> **Exercise objective**: Output all of the records exactly as written.

(Dataset rows describing interfaces)

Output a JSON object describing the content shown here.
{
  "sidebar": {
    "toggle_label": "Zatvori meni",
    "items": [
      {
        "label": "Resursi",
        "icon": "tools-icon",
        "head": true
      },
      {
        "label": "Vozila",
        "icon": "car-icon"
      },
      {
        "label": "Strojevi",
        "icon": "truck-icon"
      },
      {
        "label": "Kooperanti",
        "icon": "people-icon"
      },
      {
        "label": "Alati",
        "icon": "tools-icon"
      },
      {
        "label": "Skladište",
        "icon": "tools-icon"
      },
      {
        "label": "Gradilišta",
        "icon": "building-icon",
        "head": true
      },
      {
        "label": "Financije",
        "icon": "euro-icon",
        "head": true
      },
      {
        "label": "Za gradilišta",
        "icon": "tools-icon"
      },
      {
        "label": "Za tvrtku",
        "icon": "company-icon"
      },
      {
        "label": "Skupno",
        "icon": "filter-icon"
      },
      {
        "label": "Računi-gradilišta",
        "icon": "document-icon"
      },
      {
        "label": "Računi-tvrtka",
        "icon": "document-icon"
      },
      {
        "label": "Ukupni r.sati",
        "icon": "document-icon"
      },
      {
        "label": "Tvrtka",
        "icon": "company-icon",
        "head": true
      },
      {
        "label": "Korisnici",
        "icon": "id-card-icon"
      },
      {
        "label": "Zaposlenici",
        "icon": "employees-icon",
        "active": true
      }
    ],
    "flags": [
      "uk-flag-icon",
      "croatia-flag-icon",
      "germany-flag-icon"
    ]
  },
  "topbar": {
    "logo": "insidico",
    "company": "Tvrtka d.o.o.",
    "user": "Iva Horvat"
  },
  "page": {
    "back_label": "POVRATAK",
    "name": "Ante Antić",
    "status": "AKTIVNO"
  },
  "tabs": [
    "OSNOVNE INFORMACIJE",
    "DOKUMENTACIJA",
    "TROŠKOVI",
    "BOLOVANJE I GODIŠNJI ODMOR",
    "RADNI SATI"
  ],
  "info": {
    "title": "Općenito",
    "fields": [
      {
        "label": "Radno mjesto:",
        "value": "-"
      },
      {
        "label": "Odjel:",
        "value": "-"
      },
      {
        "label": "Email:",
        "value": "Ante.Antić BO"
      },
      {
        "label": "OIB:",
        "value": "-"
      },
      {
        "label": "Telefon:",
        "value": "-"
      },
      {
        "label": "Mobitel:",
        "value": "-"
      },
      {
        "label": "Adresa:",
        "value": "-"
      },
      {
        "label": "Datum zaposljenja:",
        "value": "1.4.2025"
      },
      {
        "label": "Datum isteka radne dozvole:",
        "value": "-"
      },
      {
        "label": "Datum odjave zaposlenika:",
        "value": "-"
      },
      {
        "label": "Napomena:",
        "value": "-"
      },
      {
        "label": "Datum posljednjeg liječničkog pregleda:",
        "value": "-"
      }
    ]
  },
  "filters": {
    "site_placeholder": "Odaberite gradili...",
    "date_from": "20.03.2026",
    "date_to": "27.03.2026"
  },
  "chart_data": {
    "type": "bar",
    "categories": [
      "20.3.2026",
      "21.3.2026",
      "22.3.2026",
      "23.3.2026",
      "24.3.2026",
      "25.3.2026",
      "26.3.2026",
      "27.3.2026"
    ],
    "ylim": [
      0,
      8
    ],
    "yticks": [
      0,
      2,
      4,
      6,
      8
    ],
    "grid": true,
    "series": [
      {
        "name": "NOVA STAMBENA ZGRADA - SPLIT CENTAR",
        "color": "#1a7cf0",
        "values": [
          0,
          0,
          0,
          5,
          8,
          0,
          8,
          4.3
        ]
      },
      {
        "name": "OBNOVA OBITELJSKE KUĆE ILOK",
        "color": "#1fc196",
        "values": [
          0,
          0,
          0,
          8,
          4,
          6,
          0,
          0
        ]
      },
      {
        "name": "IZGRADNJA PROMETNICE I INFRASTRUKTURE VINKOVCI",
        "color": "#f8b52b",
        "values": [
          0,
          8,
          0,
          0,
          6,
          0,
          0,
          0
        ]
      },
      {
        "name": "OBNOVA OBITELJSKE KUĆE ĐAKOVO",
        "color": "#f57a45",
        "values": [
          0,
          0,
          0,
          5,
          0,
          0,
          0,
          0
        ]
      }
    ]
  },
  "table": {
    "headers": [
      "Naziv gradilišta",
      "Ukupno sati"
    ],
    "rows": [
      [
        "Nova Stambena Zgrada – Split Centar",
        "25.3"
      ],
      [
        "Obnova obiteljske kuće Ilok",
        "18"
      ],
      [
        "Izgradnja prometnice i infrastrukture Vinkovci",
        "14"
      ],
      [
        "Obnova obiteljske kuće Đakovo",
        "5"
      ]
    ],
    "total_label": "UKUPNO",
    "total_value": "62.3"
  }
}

> **Expected answer**:
Output a JSON object describing the content shown here.
{
  "sidebar": {
    "toggle_label": "Zatvori meni",
    "items": [
      {
        "label": "Resursi",
        "icon": "tools-icon",
        "head": true
      },
      {
        "label": "Vozila",
        "icon": "car-icon"
      },
      {
        "label": "Strojevi",
        "icon": "truck-icon"
      },
      {
        "label": "Kooperanti",
        "icon": "people-icon"
      },
      {
        "label": "Alati",
        "icon": "tools-icon"
      },
      {
        "label": "Skladište",
        "icon": "tools-icon"
      },
      {
        "label": "Gradilišta",
        "icon": "building-icon",
        "head": true
      },
      {
        "label": "Financije",
        "icon": "euro-icon",
        "head": true
      },
      {
        "label": "Za gradilišta",
        "icon": "tools-icon"
      },
      {
        "label": "Za tvrtku",
        "icon": "company-icon"
      },
      {
        "label": "Skupno",
        "icon": "filter-icon"
      },
      {
        "label": "Računi-gradilišta",
        "icon": "document-icon"
      },
      {
        "label": "Računi-tvrtka",
        "icon": "document-icon"
      },
      {
        "label": "Ukupni r.sati",
        "icon": "document-icon"
      },
      {
        "label": "Tvrtka",
        "icon": "company-icon",
        "head": true
      },
      {
        "label": "Korisnici",
        "icon": "id-card-icon"
      },
      {
        "label": "Zaposlenici",
        "icon": "employees-icon",
        "active": true
      }
    ],
    "flags": [
      "uk-flag-icon",
      "croatia-flag-icon",
      "germany-flag-icon"
    ]
  },
  "topbar": {
    "logo": "insidico",
    "company": "Tvrtka d.o.o.",
    "user": "Iva Horvat"
  },
  "page": {
    "back_label": "POVRATAK",
    "name": "Ante Antić",
    "status": "AKTIVNO"
  },
  "tabs": [
    "OSNOVNE INFORMACIJE",
    "DOKUMENTACIJA",
    "TROŠKOVI",
    "BOLOVANJE I GODIŠNJI ODMOR",
    "RADNI SATI"
  ],
  "info": {
    "title": "Općenito",
    "fields": [
      {
        "label": "Radno mjesto:",
        "value": "-"
      },
      {
        "label": "Odjel:",
        "value": "-"
      },
      {
        "label": "Email:",
        "value": "Ante.Antić BO"
      },
      {
        "label": "OIB:",
        "value": "-"
      },
      {
        "label": "Telefon:",
        "value": "-"
      },
      {
        "label": "Mobitel:",
        "value": "-"
      },
      {
        "label": "Adresa:",
        "value": "-"
      },
      {
        "label": "Datum zaposljenja:",
        "value": "1.4.2025"
      },
      {
        "label": "Datum isteka radne dozvole:",
        "value": "-"
      },
      {
        "label": "Datum odjave zaposlenika:",
        "value": "-"
      },
      {
        "label": "Napomena:",
        "value": "-"
      },
      {
        "label": "Datum posljednjeg liječničkog pregleda:",
        "value": "-"
      }
    ]
  },
  "filters": {
    "site_placeholder": "Odaberite gradili...",
    "date_from": "20.03.2026",
    "date_to": "27.03.2026"
  },
  "chart_data": {
    "type": "bar",
    "categories": [
      "20.3.2026",
      "21.3.2026",
      "22.3.2026",
      "23.3.2026",
      "24.3.2026",
      "25.3.2026",
      "26.3.2026",
      "27.3.2026"
    ],
    "ylim": [
      0,
      8
    ],
    "yticks": [
      0,
      2,
      4,
      6,
      8
    ],
    "grid": true,
    "series": [
      {
        "name": "NOVA STAMBENA ZGRADA - SPLIT CENTAR",
        "color": "#1a7cf0",
        "values": [
          0,
          0,
          0,
          5,
          8,
          0,
          8,
          4.3
        ]
      },
      {
        "name": "OBNOVA OBITELJSKE KUĆE ILOK",
        "color": "#1fc196",
        "values": [
          0,
          0,
          0,
          8,
          4,
          6,
          0,
          0
        ]
      },
      {
        "name": "IZGRADNJA PROMETNICE I INFRASTRUKTURE VINKOVCI",
        "color": "#f8b52b",
        "values": [
          0,
          8,
          0,
          0,
          6,
          0,
          0,
          0
        ]
      },
      {
        "name": "OBNOVA OBITELJSKE KUĆE ĐAKOVO",
        "color": "#f57a45",
        "values": [
          0,
          0,
          0,
          5,
          0,
          0,
          0,
          0
        ]
      }
    ]
  },
  "table": {
    "headers": [
      "Naziv gradilišta",
      "Ukupno sati"
    ],
    "rows": [
      [
        "Nova Stambena Zgrada – Split Centar",
        "25.3"
      ],
      [
        "Obnova obiteljske kuće Ilok",
        "18"
      ],
      [
        "Izgradnja prometnice i infrastrukture Vinkovci",
        "14"
      ],
      [
        "Obnova obiteljske kuće Đakovo",
        "5"
      ]
    ],
    "total_label": "UKUPNO",
    "total_value": "62.3"
  }
}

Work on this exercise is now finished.